(Beginning of Records shown)
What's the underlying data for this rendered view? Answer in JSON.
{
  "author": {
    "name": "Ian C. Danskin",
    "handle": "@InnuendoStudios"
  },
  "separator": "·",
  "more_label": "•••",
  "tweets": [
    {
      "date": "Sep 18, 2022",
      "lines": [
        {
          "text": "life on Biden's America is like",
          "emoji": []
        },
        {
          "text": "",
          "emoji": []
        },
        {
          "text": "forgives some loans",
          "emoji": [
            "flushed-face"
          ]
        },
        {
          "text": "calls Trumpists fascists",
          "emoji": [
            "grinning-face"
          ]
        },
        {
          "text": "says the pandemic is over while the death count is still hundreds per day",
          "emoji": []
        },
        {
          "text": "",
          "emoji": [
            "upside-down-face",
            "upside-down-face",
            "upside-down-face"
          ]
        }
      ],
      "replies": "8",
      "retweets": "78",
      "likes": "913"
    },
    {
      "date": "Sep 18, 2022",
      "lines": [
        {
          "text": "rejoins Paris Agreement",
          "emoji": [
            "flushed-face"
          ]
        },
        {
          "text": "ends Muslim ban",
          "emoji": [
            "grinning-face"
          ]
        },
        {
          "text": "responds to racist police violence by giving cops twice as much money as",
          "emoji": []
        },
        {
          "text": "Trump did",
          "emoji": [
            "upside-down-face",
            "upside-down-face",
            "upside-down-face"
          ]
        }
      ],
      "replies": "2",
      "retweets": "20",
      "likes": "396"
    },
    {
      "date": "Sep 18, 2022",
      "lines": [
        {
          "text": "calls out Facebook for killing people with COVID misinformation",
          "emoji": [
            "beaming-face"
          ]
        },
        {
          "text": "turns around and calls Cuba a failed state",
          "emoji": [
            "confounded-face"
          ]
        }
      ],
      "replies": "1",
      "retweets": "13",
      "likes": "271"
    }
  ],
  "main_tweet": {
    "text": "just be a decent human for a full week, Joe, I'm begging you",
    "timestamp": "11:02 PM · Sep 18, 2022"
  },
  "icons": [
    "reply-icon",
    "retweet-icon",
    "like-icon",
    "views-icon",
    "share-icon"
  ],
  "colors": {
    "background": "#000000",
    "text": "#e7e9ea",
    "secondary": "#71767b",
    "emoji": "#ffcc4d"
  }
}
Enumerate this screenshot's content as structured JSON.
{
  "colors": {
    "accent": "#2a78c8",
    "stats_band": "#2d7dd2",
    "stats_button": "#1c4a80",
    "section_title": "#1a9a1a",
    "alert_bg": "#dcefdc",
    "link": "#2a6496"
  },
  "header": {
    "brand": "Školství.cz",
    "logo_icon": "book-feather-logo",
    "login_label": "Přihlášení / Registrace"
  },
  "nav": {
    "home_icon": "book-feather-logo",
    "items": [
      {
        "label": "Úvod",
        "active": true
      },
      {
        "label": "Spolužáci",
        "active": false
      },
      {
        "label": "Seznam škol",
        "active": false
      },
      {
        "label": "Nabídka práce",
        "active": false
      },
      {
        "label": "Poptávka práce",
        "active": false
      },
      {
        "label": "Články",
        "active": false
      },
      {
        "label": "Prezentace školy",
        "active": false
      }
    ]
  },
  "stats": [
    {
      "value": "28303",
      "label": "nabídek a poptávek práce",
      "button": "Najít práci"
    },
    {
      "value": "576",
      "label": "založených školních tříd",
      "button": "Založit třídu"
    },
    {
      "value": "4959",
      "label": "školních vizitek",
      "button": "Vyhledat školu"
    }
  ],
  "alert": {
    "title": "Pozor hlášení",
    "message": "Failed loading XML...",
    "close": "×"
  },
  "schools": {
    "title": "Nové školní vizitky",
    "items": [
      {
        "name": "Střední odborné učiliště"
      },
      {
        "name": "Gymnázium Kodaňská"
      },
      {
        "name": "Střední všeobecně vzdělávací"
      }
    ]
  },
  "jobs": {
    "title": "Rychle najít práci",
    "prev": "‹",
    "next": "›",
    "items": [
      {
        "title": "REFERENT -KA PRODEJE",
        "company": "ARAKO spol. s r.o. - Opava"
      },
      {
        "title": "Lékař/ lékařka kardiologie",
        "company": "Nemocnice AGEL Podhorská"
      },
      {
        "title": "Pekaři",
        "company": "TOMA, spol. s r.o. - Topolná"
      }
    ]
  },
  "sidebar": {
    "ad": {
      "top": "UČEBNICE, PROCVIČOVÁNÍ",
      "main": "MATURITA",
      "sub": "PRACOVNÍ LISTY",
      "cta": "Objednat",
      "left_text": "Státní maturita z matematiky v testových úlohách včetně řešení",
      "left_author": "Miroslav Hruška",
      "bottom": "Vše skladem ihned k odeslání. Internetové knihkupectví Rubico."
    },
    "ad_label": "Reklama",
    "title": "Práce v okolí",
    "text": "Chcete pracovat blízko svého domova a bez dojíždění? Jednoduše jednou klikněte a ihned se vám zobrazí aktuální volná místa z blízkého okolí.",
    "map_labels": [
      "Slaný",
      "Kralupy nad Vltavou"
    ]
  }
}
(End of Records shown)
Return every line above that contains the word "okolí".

■ **Output of the exercise**
    "title": "Práce v okolí",
    "text": "Chcete pracovat blízko svého domova a bez dojíždění? Jednoduše jednou klikněte a ihned se vám zobrazí aktuální volná místa z blízkého okolí.",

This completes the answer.